Yes, increasingly policy observers expect Congress will at least try to replace it by March 27, although there are no guarantees.
March 27 is the day funding for the government expires. To prevent a government shutdown on March 28, lawmakers must pass another funding bill -- if not for the rest of the year, then at least for a few weeks or months.
If lawmakers choose to replace the sequester, they would likely do so with a set of savings -- some real, some gimmicky -- elsewhere in the budget. And it's possible the savings would be realized over 10 years, rather than all in 2013.
What's wrong with the sequester?
It's a thoughtless, abrupt, poorly targeted way to cut spending. Sure, it will help reduce deficits in the near-term. But it won't do so in areas that are actually drivers of the country's debt.
In fact, the sequester was never intended to go into effect. The mere threat that it might was supposed to prod lawmakers to find a smarter, more gradual way to reduce deficits.

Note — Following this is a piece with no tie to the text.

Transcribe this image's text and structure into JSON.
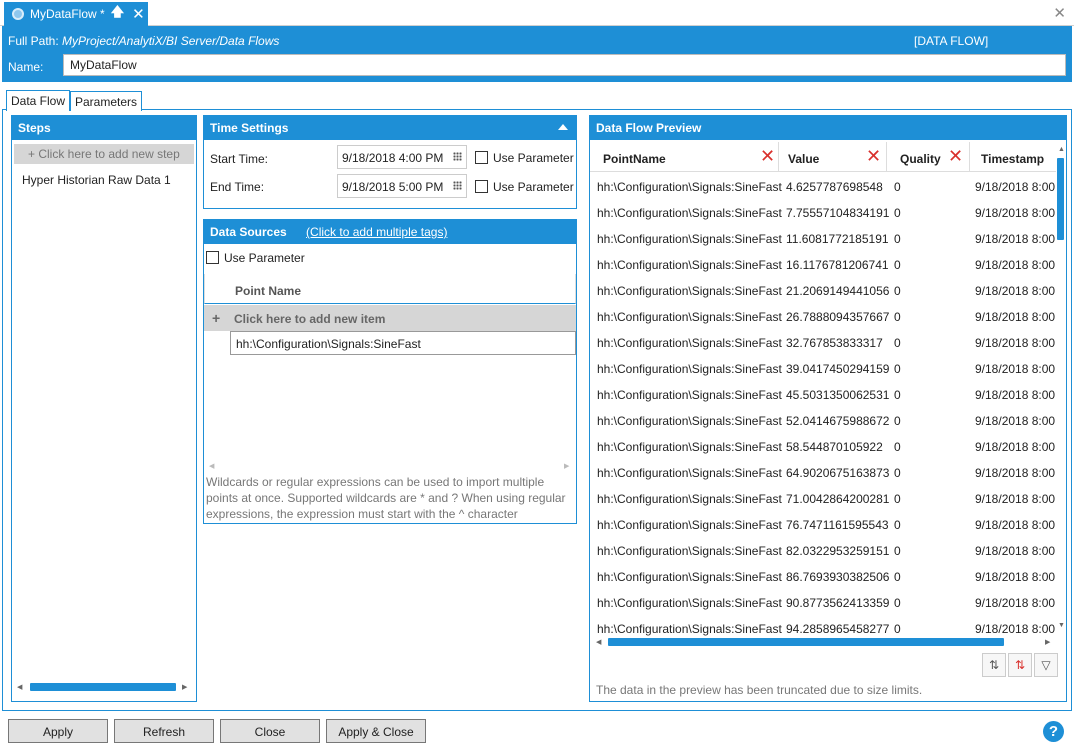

But Democrats and Republicans still can't agree on how, despite knowing this day would come for over a year.
House Republicans have proposed replacing the defense cuts with more nondefense reductions. Senate Democrats want to replace all the cuts with a mix of targeted spending cuts and tax increases. Each side rejects the other's solution.
How much will the sequester reduce deficits? Between now and 2023, projected spending would be reduced by more than $1 trillion if the sequester plus related spending caps in subsequent years are left in place, according to Congressional Budget Office estimates.
Will the sequester hurt the economy?
Yes, if it stays in effect for the rest of the calendar year.
The CBO estimates that it could reduce economic growth by at least 0.6 percentage points and reduce job growth by 750,000 jobs.
Coupled with this year's payroll tax cut expiration and the higher tax rates on high-income households, the CBO estimates growth will be curtailed by a total of 1.5 percentage points.